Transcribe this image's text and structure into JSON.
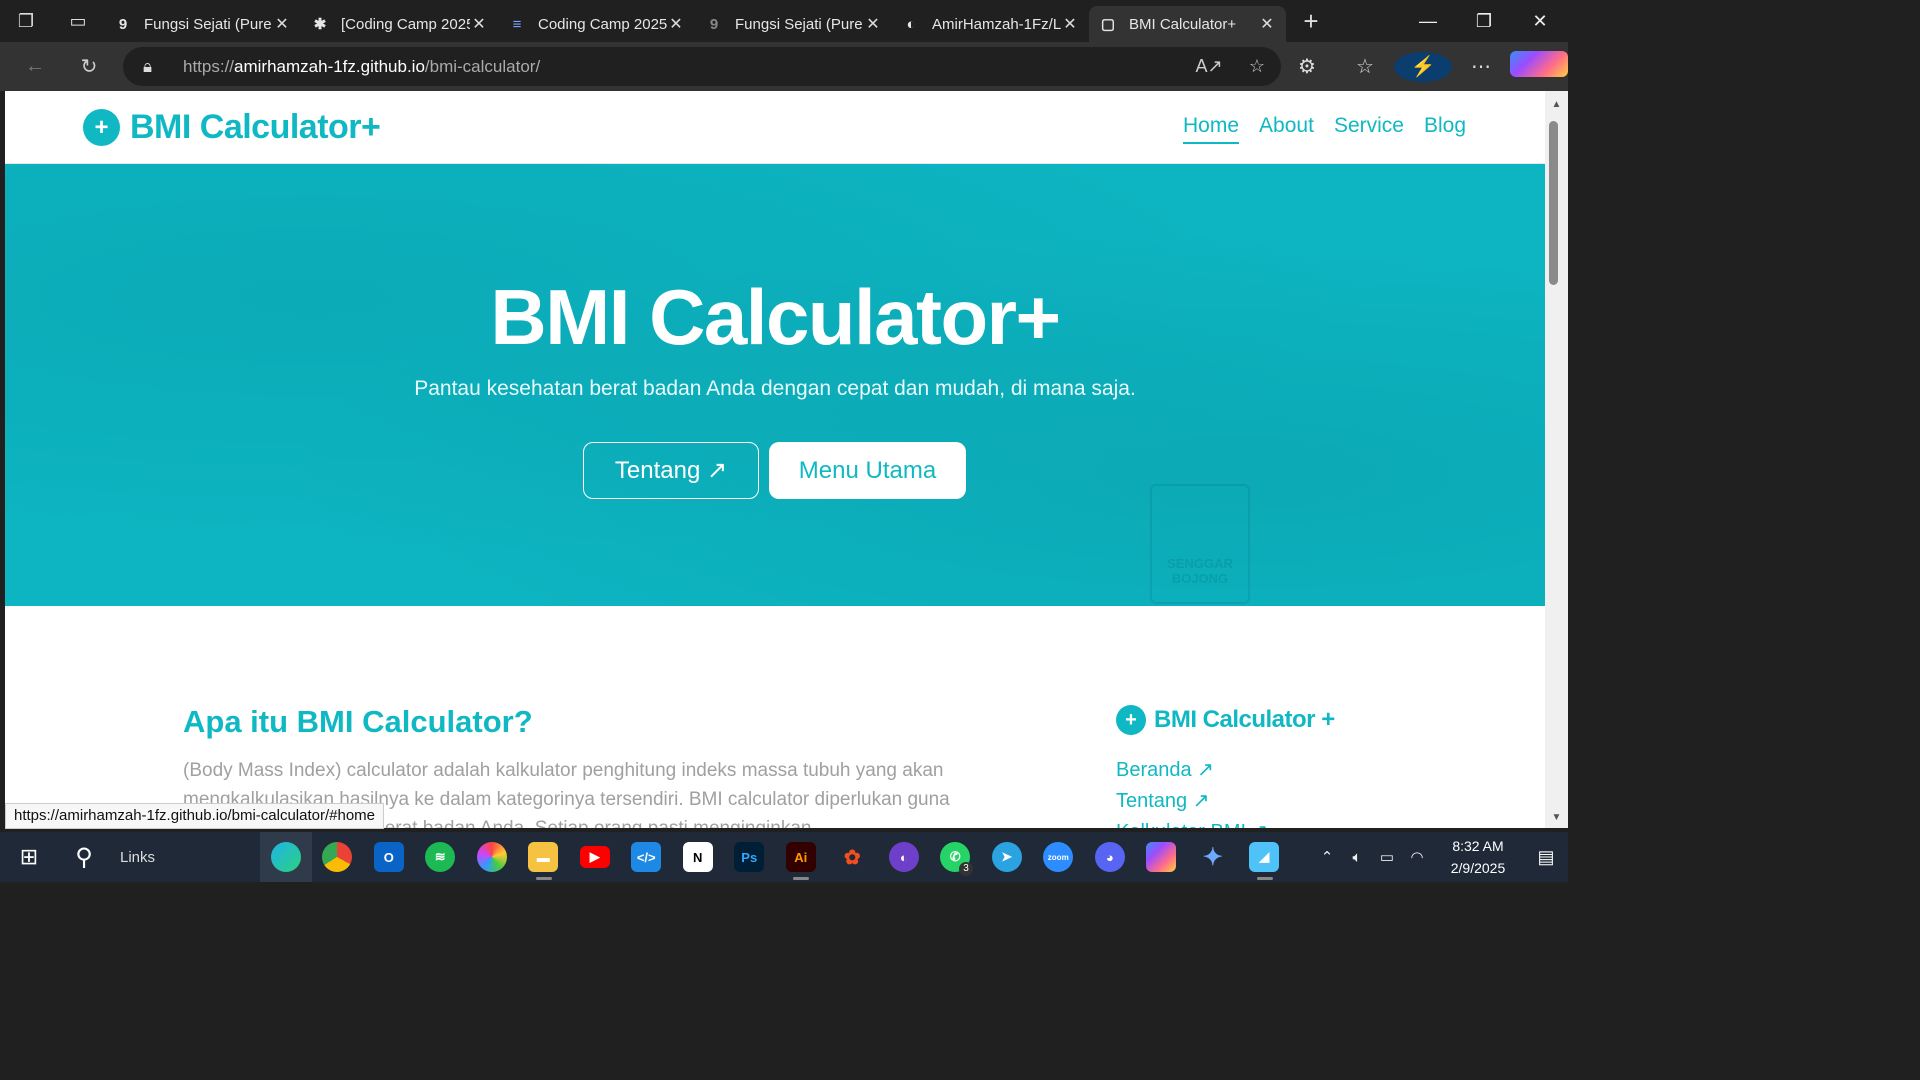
{
  "browser": {
    "tabs": [
      {
        "favicon": "9",
        "title": "Fungsi Sejati (Pure",
        "active": false
      },
      {
        "favicon": "✱",
        "title": "[Coding Camp 2025",
        "active": false
      },
      {
        "favicon": "≡",
        "title": "Coding Camp 2025",
        "active": false
      },
      {
        "favicon": "9",
        "title": "Fungsi Sejati (Pure",
        "active": false
      },
      {
        "favicon": "◐",
        "title": "AmirHamzah-1Fz/L",
        "active": false
      },
      {
        "favicon": "▢",
        "title": "BMI Calculator+",
        "active": true
      }
    ],
    "url_scheme": "https://",
    "url_host": "amirhamzah-1fz.github.io",
    "url_path": "/bmi-calculator/",
    "status_url": "https://amirhamzah-1fz.github.io/bmi-calculator/#home"
  },
  "site": {
    "brand": "BMI Calculator+",
    "nav": [
      {
        "label": "Home",
        "active": true
      },
      {
        "label": "About",
        "active": false
      },
      {
        "label": "Service",
        "active": false
      },
      {
        "label": "Blog",
        "active": false
      }
    ],
    "hero": {
      "title": "BMI Calculator+",
      "subtitle": "Pantau kesehatan berat badan Anda dengan cepat dan mudah, di mana saja.",
      "btn_about": "Tentang ↗",
      "btn_menu": "Menu Utama",
      "sign_text": "SENGGAR BOJONG"
    },
    "section": {
      "heading": "Apa itu BMI Calculator?",
      "paragraph": "(Body Mass Index) calculator adalah kalkulator penghitung indeks massa tubuh yang akan mengkalkulasikan hasilnya ke dalam kategorinya tersendiri. BMI calculator diperlukan guna memeriksa kesehatan berat badan Anda. Setiap orang pasti menginginkan"
    },
    "sidebar": {
      "brand": "BMI Calculator +",
      "links": [
        "Beranda ↗",
        "Tentang ↗",
        "Kalkulator BMI ↗"
      ]
    }
  },
  "taskbar": {
    "search_label": "Links",
    "whatsapp_badge": "3",
    "time": "8:32 AM",
    "date": "2/9/2025"
  },
  "colors": {
    "accent": "#10b8c4",
    "hero_bg": "#0db5c2"
  }
}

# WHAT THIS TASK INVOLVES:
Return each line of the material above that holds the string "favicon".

# WRITTEN RESPONSE:
        "favicon": "9",
        "favicon": "✱",
        "favicon": "≡",
        "favicon": "9",
        "favicon": "◐",
        "favicon": "▢",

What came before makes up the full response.